The first boiler tube I ever changed was in one of his engines, and I must say we did it the same way it was done years ago. He had me climb into the firebox after we had caved the flue in from the sheet on the smokebox end. I would take a sharp chisel and cut off most of the head around the tube, then what was left I would cave in towards the center. He would give me a bar about 20 inches long with a notch cut in the end which I would set on the caved in area and drive the tube out of the tube sheets out the front end.

Many of you will remember Harry as an expert at running engines which he was. He could go from one engine to another with a different valve gear yet never make a mistake on which way the engine would go when he moved the reverse lever and opened the throttle. I have seen him line up an engine to a separator when he was blindfolded. He could normally tell you what was wrong with a valve or engine or injector without touching it. He could look at the smoke coming from the stack and tell you if it was a good fire or if the grates were plugged and not getting any air. Many times at shows he would point these and many other things out to me.

Harry was one of the few across the country who climbed the wooden ramp like Case used in their advertising. However he did not always use a Case engine. He once climbed the ramp at Saskatoon with a 25 HP Case. He did it in Nebraska, Michigan, Iowa and Indiana using Aultman-Taylor, Keck-Gonnerman and Case engines. At Goshen, Indiana, the rear wheels of the engine broke through the ramp. Harry said when the engine hit on the back end, he was standing on the main shaft and had hold of the dome valve wheel waiting to see which way to jump. He said, 'I had no idea how I got there, but whichever way the engine fell, I was going the other way!'

In all the years I knew him I never did really figure out what engine he liked best, and I don't think anybody else did either. He would sit and talk to a person about an engine, maybe a Case, and he would tell all of the good points of that particular engine. Then he would talk to someone else and he would say, 'I can start right at the front axle and tell you all the things that are wrong with that engine.' I have heard him do this with nearly all makes of engines. I do know that he liked engines that you could fire from the ground when using them for belt work, and I also know he did more work with a 22 HP Gaar-Scott than with any other engine he ever owned. I guess probably his favorite valve gear was the Marsh because of its simplicity, although he only considered it one of the best.

Harry has left me and many others with some great knowledge of engines and boilers, which has been very helpful to me in my work. He has also left me with many fine memories experienced on our many trips to and from shows. I remember he used to tell me how much he missed Justin Hingten and Louie David whom he travelled many miles with. Now I too shall miss him no longer being here to travel with.

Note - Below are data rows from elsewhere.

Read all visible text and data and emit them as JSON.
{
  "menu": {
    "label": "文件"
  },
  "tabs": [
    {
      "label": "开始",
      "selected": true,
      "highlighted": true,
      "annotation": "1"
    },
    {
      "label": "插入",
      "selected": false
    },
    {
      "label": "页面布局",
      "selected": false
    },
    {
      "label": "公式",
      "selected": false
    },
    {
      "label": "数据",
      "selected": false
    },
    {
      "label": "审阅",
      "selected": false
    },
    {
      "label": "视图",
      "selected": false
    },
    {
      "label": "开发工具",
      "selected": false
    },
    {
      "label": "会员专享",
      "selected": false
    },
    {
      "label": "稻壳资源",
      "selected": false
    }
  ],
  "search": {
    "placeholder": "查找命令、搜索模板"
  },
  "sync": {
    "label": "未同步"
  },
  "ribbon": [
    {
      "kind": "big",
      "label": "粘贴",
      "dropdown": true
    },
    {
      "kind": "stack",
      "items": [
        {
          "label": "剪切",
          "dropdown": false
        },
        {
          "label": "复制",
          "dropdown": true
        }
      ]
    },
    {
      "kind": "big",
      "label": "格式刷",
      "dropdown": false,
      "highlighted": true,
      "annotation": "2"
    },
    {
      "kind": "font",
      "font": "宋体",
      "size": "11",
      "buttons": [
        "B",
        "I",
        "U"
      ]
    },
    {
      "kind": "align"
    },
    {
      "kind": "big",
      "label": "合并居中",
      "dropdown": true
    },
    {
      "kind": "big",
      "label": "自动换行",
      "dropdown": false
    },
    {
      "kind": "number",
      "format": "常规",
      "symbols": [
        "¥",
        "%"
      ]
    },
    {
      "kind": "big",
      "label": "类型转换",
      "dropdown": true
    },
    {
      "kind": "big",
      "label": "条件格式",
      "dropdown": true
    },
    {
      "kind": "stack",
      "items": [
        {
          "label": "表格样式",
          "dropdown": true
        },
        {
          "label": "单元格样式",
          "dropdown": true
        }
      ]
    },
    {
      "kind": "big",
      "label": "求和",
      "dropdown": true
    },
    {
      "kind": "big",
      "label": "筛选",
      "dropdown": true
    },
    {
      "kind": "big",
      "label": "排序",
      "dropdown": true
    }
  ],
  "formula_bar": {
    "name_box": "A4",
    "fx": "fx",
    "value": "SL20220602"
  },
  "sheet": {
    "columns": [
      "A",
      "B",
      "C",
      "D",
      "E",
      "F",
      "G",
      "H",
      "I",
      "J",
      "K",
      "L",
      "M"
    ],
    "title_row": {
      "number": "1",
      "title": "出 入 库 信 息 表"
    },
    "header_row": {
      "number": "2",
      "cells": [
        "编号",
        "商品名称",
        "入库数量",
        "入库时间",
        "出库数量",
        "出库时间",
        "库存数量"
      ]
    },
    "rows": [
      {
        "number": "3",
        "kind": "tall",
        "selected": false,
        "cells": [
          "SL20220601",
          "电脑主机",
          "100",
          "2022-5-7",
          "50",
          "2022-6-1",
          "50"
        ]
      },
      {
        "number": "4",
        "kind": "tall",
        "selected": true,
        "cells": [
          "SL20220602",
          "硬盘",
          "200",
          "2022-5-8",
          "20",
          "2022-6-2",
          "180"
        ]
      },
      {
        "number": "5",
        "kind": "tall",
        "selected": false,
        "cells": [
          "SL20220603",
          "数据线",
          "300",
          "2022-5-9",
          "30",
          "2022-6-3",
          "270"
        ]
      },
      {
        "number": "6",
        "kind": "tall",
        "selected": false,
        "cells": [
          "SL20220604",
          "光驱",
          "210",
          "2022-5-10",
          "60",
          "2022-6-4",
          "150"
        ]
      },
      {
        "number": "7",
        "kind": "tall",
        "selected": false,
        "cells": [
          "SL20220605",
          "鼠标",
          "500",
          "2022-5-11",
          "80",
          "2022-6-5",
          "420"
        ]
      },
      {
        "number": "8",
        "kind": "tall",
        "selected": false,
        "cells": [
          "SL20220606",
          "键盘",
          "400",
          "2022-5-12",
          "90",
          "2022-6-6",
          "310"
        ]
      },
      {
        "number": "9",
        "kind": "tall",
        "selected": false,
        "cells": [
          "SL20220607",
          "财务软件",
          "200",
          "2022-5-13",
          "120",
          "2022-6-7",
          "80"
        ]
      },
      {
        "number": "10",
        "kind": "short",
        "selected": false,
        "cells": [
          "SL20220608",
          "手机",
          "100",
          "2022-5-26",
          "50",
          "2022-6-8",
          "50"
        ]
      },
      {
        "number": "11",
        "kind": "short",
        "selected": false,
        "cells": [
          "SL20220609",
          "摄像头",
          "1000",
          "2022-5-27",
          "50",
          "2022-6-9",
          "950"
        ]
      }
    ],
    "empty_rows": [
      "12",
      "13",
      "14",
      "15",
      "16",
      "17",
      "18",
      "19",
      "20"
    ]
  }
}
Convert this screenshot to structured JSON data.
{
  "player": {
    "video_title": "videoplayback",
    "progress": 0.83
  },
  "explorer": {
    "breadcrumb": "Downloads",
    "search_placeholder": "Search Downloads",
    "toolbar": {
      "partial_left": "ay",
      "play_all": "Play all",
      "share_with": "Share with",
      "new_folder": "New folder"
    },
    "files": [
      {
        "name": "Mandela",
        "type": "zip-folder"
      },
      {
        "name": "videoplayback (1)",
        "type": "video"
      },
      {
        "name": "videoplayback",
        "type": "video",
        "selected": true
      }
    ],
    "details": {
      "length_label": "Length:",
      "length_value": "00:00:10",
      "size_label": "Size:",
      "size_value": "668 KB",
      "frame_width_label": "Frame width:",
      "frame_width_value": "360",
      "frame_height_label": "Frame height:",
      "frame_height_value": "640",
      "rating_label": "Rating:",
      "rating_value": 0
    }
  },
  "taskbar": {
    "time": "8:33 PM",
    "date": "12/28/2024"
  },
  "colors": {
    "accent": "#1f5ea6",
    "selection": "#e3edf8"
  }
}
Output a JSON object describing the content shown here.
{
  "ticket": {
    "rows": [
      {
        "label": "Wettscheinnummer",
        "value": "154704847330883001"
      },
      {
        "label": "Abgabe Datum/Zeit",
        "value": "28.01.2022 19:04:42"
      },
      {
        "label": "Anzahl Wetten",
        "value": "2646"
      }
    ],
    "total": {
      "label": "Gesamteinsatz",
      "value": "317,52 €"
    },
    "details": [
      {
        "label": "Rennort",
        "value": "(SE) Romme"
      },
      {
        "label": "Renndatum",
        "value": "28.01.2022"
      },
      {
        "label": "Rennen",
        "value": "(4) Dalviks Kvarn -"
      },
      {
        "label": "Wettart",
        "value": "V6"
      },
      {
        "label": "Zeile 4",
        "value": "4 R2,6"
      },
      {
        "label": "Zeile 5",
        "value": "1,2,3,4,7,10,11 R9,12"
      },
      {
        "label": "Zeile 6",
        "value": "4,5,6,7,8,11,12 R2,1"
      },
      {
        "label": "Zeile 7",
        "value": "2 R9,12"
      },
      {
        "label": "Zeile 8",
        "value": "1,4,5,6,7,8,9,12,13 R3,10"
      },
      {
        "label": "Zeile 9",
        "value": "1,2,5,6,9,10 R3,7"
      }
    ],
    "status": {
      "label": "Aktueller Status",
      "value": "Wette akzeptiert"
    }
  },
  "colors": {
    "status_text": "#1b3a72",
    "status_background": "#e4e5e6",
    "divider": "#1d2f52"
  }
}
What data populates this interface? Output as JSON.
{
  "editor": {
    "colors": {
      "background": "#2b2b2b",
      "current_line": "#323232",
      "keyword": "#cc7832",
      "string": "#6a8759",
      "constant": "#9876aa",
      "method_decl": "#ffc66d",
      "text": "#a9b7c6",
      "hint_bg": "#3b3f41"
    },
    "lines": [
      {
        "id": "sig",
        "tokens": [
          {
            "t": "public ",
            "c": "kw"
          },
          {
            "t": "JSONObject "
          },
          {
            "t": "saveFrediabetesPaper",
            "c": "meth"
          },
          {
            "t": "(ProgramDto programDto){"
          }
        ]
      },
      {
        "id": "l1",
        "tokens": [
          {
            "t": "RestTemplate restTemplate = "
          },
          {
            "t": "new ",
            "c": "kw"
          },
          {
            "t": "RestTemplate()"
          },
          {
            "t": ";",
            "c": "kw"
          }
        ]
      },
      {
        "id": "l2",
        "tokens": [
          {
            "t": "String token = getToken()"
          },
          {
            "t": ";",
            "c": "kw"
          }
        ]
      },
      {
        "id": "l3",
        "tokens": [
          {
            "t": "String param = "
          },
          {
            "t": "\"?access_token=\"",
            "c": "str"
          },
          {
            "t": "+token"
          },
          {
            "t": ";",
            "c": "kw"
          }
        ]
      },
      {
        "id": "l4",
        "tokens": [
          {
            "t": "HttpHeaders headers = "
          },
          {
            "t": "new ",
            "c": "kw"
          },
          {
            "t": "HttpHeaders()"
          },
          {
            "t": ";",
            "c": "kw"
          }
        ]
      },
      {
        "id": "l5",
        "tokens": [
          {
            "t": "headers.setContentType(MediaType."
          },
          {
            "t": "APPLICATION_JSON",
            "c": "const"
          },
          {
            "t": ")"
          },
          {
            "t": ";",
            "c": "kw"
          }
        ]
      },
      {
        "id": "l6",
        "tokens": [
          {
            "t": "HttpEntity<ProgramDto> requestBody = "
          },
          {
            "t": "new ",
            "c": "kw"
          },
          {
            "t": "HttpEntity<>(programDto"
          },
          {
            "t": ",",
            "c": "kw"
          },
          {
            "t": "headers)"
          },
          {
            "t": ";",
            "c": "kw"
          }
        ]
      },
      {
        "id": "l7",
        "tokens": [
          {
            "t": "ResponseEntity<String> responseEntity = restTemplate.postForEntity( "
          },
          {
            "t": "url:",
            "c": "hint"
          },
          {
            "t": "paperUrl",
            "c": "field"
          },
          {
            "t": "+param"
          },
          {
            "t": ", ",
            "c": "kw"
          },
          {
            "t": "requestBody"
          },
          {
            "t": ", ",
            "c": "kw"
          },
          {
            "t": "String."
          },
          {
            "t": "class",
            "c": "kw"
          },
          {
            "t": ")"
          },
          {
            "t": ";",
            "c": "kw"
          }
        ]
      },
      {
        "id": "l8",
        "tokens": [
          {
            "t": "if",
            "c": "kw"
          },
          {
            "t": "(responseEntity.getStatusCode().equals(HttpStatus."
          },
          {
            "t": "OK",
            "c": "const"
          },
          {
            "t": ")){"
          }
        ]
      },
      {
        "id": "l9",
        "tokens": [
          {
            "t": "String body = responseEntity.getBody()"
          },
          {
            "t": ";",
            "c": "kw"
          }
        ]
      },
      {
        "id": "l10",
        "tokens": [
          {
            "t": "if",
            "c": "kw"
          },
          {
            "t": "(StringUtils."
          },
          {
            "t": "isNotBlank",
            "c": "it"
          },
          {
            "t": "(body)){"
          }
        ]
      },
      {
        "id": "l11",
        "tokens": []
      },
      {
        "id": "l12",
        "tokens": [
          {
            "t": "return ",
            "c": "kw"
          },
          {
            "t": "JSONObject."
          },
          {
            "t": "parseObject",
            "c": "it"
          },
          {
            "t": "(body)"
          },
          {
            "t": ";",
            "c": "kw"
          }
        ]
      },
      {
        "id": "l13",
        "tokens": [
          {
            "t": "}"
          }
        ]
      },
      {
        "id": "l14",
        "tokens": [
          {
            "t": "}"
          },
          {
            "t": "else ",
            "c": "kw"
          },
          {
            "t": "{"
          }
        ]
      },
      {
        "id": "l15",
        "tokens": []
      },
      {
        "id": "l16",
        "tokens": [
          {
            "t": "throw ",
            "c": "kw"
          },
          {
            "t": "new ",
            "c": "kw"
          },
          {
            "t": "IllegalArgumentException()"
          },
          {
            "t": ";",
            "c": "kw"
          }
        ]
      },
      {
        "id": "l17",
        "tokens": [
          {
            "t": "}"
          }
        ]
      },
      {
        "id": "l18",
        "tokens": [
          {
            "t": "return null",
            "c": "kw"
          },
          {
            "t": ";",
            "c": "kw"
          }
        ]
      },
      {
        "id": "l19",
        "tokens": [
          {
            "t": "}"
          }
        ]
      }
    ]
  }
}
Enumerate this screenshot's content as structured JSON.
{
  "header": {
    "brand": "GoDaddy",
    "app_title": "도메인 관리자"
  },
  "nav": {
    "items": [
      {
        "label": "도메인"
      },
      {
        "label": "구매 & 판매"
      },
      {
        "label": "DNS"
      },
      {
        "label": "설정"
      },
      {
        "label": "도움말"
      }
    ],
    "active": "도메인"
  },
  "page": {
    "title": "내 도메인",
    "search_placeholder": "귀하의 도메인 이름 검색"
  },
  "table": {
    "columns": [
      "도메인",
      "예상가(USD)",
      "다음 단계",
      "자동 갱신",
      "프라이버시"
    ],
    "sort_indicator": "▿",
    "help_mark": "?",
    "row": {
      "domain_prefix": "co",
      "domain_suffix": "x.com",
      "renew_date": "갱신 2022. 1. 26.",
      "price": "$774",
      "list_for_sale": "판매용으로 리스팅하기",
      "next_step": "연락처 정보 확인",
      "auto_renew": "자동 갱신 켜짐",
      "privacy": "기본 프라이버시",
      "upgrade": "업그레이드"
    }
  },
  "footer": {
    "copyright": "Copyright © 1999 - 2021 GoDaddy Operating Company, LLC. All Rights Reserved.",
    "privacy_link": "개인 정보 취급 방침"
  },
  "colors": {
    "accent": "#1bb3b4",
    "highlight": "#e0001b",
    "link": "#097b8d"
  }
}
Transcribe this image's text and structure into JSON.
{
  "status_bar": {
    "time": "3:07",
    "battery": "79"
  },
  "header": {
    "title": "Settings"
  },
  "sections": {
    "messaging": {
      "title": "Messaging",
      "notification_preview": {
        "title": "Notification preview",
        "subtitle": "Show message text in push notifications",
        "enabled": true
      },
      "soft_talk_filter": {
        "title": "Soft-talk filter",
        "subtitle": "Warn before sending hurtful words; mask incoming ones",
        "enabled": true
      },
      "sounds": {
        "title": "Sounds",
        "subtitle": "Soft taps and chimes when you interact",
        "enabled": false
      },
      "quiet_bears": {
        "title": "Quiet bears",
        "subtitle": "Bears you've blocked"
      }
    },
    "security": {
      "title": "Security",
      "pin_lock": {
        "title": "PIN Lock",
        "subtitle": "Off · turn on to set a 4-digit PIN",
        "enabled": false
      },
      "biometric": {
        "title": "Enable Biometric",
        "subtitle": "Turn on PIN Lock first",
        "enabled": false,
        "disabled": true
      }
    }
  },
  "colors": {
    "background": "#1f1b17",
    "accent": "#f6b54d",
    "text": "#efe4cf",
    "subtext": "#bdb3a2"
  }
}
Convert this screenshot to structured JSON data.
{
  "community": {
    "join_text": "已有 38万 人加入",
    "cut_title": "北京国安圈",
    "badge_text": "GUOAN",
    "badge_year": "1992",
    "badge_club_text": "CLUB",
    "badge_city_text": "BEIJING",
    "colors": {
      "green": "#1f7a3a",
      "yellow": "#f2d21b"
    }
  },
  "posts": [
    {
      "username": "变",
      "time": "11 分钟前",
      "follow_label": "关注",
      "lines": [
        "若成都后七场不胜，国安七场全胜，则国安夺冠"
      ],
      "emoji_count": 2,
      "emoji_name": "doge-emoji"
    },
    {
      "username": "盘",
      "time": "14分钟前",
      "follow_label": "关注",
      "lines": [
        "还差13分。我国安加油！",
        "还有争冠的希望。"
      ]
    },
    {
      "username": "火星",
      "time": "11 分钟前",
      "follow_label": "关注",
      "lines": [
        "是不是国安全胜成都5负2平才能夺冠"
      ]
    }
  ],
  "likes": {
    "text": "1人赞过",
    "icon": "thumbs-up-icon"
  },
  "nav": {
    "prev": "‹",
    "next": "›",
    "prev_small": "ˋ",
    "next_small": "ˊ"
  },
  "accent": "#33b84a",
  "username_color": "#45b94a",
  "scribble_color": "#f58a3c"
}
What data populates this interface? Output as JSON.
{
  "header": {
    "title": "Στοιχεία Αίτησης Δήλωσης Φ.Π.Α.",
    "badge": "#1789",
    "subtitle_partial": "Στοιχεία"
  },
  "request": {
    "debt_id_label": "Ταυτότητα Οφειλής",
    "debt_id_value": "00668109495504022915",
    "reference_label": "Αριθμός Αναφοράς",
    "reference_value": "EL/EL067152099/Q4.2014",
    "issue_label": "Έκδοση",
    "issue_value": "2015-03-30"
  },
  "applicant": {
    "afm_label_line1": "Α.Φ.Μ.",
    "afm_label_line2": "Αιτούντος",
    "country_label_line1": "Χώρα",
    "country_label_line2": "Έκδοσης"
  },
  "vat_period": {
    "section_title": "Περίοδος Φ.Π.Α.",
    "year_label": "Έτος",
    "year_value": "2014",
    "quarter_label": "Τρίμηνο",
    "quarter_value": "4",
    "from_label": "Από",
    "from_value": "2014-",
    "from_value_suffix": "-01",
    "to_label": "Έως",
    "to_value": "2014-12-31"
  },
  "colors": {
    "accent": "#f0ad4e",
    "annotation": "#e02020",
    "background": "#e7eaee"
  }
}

Through Harry and steam engines I feel I have gotten to know some of the finest people on earth. As long as I run engines, work on them or hear them run and work, he shall not be forgotten. Harry was a member of the Michigan Steam Engine and Threshers Club which he helped form in the 1950s.

We said farewell to Harry, on September 10, 1994. As a final tribute to his memory we moved his body into the cemetery and up to the gravesite on- a trailer pulled by a steam engine. After the service was over Dennis Jerome blew a final whistle which we shall never forget.

Harry (Pink) Woodmansse passed away at his home in Dowling, Michigan, On September 10, 1994. He was 91 years of age. He was preceded in death by his wife, two sons, four grandchildren, two sisters and a brother.

He is survived by five daughters, three sons, 27 grandchildren, 24 great-grandchildren and 10 great-great grandchildren, one sister and one brother.